*** RECORDED DATA ***

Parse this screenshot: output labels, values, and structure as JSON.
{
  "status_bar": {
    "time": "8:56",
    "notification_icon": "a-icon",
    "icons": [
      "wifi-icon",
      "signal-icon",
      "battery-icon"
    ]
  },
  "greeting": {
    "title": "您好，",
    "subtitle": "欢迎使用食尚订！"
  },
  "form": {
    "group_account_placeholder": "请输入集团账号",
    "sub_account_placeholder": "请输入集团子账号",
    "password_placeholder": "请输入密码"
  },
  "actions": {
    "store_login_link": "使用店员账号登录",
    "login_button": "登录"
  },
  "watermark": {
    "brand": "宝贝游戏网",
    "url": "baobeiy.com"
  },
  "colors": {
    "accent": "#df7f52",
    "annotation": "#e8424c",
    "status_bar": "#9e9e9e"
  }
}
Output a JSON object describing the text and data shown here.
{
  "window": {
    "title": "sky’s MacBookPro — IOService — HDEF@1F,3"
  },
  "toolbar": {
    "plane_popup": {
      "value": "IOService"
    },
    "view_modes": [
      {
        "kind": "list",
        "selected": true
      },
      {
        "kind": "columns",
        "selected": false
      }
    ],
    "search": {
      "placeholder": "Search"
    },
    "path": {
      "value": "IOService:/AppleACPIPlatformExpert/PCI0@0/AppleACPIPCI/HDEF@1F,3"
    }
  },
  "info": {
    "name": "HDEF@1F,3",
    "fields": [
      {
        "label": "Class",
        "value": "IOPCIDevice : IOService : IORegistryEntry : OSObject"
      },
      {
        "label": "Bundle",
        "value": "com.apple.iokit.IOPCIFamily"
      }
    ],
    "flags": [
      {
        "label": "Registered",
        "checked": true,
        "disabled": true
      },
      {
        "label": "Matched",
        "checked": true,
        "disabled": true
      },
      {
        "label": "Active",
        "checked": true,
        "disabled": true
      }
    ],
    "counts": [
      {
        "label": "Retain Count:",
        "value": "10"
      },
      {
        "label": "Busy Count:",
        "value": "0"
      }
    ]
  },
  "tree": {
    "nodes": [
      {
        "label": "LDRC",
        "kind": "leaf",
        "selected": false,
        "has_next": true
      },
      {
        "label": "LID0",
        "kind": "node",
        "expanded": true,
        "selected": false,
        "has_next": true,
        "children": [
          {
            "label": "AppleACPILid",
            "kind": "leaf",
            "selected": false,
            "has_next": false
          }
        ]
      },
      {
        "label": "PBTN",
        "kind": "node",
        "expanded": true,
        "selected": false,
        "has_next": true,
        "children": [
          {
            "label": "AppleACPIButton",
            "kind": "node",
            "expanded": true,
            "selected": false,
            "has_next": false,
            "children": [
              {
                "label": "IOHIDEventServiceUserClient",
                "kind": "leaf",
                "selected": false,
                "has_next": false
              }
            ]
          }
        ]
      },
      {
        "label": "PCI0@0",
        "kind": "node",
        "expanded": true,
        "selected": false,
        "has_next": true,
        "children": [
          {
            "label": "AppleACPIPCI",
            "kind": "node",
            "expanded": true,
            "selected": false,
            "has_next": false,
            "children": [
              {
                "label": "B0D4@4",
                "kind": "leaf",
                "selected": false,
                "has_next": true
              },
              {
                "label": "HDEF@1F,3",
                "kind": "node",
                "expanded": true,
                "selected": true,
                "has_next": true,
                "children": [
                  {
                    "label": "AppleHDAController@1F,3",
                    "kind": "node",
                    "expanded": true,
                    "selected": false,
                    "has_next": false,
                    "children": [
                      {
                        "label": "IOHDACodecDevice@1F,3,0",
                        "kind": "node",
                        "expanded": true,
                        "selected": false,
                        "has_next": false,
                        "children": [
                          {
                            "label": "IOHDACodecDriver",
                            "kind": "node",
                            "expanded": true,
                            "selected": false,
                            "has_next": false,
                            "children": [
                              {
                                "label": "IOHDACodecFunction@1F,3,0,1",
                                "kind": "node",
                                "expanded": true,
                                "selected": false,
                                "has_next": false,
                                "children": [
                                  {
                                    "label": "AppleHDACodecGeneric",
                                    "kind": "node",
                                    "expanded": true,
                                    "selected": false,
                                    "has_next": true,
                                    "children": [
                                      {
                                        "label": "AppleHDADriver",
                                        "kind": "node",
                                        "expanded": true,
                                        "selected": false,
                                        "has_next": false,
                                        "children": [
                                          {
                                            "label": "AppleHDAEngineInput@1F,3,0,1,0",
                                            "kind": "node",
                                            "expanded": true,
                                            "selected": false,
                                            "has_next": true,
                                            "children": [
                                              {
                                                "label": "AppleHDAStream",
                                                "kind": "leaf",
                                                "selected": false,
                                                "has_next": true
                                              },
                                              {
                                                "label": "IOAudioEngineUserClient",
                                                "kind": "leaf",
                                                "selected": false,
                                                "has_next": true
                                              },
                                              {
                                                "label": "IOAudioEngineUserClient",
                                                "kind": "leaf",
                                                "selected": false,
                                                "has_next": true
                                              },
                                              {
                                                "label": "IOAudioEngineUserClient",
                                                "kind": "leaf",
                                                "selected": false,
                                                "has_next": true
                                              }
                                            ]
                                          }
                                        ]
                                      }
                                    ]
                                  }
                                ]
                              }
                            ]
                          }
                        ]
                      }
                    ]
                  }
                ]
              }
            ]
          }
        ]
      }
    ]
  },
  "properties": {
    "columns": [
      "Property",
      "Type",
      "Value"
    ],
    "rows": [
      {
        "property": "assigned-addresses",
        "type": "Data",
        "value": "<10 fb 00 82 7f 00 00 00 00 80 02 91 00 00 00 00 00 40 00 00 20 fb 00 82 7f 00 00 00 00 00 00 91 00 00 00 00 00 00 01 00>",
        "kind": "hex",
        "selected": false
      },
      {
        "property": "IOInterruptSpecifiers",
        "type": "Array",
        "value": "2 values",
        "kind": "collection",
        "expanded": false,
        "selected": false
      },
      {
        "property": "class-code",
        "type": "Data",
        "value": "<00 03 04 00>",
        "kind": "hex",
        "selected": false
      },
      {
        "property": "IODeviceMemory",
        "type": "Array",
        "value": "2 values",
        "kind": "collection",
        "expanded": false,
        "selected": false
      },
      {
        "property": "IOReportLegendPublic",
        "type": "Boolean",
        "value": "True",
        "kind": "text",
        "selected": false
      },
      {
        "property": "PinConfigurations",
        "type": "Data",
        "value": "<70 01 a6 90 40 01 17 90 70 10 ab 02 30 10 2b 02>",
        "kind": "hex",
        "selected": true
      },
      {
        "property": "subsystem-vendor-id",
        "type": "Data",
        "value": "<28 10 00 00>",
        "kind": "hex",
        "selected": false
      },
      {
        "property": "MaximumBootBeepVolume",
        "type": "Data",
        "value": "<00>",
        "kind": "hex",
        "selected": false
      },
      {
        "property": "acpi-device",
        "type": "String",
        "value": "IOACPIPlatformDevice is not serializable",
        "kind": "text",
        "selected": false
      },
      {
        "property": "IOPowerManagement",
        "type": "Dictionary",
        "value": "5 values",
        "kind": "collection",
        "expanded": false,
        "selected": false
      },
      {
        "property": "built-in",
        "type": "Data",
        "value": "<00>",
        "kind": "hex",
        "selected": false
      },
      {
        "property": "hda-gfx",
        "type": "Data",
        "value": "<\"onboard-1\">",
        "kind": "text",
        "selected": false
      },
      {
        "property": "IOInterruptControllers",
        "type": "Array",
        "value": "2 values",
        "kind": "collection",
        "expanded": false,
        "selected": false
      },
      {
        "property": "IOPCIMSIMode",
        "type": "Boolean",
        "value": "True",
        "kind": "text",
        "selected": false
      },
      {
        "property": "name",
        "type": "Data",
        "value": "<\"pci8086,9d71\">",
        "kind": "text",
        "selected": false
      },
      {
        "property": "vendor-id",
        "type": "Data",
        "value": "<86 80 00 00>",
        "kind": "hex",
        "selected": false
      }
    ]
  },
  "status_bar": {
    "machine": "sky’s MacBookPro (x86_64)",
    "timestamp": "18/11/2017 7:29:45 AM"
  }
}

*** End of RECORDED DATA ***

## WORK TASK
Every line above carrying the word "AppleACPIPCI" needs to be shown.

## SOLUTION TO THE PROBLEM
      "value": "IOService:/AppleACPIPlatformExpert/PCI0@0/AppleACPIPCI/HDEF@1F,3"
            "label": "AppleACPIPCI",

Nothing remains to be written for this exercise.